Ancient and Modern Languages of South Arabia. A cross-disciplinary approach to a linguistic area.

Project duration :
48 months (01/01/2020 – 31/12/2023)

Partenaires :
USR 3141 (CEFAS)
UMR 8167 (Orient & Méditerranée)
UMR 5133 (Archéorient)
UMR 7018 (LPP)
UMR 6310 (LLING)
University of Leiden (University Center for Linguistics)
Université de Genève (Dpt de linguistique)

Résumé :
ALMAS is an anagrammed acronym yielding the “rabic word for ‘diamond’. It is above all an international and interdisciplinary consortium aiming at renewing the study of the living and extinct languages of South Arabia (Oman, southwestern Saudi Arabia, Yemen).

All these languages belong to the Semitic family ; they fall into the following three fields, which have up to now corresponded largely to separate academic traditions with few interconnections :
• A set of four Ancient South Arabian languages (ASA), now extinct : Sabaic, Qatabanic, Minaic, Hadramitic. They are mostly attested through written documentation from Yemen. To these should be added some unclassified and undeciphered languages and scripts. They have generally been studied by epigraphists.
• A group of six living Modern South Arabian (MSA) languages with no written tradition, all endangered : Mehri, Harsusi, Bathari, Hobyot, Jibbali, Soqotri. They are spoken in the southern Omani province of Dhofar, the eastern Yemeni province of Mahra and the Yemeni island of Soqotra. Until the late 2000s, they had aroused the interest of few linguists, in spite of their typological and comparative significance.
• A rich array of highly diversified and archaic Arabic vernaculars spoken throughout the region (South Arabian Arabic : SAA). They have mostly been studied by Arabists.
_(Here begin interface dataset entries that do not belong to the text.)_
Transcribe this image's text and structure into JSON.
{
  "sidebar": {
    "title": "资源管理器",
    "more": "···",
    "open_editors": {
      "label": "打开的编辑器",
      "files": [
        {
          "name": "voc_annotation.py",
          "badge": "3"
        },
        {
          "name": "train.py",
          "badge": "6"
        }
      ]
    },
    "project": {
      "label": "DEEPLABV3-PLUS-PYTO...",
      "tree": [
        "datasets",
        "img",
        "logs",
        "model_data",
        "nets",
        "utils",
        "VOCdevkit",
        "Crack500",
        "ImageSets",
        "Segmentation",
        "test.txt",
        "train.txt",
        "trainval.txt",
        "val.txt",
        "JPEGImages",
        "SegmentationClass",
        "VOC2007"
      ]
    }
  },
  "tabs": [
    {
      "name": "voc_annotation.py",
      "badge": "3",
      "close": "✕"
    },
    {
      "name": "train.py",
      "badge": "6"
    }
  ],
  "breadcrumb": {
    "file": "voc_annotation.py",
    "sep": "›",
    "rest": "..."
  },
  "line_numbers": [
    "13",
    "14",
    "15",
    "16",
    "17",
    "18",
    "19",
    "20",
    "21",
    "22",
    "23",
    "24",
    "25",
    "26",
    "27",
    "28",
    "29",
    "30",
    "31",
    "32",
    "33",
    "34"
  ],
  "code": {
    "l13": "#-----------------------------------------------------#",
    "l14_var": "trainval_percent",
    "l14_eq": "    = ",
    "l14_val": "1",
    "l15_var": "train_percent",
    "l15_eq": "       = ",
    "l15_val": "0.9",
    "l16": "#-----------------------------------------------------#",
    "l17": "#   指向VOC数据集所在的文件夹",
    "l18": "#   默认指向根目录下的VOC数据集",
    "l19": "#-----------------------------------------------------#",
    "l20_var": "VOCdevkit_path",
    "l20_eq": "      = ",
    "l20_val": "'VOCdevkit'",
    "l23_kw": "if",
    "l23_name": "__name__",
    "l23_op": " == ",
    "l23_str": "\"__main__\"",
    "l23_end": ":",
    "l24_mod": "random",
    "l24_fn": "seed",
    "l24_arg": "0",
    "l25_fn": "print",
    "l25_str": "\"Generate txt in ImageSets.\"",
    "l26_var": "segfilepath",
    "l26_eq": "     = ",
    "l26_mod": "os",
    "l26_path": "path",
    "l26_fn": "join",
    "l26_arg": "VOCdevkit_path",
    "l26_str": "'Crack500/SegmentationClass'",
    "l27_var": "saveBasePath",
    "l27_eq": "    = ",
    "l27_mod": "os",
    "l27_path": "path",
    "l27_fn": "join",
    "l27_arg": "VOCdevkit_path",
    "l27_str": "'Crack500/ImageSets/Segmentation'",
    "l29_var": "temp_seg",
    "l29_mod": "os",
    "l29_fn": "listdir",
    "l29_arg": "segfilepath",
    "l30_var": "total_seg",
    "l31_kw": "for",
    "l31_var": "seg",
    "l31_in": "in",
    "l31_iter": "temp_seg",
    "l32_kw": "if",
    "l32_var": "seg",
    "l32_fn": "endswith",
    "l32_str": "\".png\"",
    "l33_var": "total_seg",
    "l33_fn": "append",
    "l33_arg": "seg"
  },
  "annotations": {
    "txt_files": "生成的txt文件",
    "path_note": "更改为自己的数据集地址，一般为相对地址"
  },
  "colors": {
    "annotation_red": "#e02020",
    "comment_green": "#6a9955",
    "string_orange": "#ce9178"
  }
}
The novelty of ALMAS lies in the interdisciplinary synergy it creates in three ways :
• By cross-fertilizing synchronic and diachronic approaches to the abovementioned languages.
• By stimulating contacts between researchers of the three fields of the project ALMAS, around transversal tasks each of which touches on at least two of those fields.
• By developing complementarity between linguists from different schools and approaches. This kind of collaboration proved its efficiency in the course of the ANR project OmanSaM (ANR-13-BSH2-0001) on Modern South Arabian (2014-2017), where phonologists, syntactictians, phoneticians and Semitists shared a common fieldwork with beneficial impact for each discipline.

ALMAS will set a landmark in the domain by :
• Documenting the languages through fieldwork and create a digitally-enhanced open-access database, thus contributing to the protection and preservation of the world’s cultural heritage.
• Analyzing the data in order to reach an adequate understanding of the languages’ structures.
• Reevaluating the relationships between the languages (phylogenetic relatedness and/or language contact).